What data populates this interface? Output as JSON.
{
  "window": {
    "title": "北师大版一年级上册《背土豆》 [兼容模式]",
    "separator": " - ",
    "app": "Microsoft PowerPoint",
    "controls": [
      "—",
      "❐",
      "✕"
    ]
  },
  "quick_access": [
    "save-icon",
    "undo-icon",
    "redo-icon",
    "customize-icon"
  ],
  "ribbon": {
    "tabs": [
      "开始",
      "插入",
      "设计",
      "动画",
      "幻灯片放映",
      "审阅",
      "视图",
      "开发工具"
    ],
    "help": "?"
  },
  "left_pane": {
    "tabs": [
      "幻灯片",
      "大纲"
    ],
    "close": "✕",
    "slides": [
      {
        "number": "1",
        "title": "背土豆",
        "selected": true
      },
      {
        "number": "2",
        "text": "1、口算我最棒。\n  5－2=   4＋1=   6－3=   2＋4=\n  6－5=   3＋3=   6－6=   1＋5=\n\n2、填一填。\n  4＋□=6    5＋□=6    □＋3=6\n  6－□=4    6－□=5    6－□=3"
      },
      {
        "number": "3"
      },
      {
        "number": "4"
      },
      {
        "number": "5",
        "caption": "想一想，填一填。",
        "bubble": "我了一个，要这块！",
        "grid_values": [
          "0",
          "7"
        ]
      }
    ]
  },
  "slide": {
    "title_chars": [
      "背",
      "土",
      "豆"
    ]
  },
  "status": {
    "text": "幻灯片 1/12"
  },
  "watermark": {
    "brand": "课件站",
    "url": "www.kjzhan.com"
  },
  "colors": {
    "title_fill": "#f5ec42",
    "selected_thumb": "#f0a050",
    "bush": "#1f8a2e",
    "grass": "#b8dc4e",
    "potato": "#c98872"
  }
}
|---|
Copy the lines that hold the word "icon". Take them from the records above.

    "save-icon",
    "undo-icon",
    "redo-icon",
    "customize-icon"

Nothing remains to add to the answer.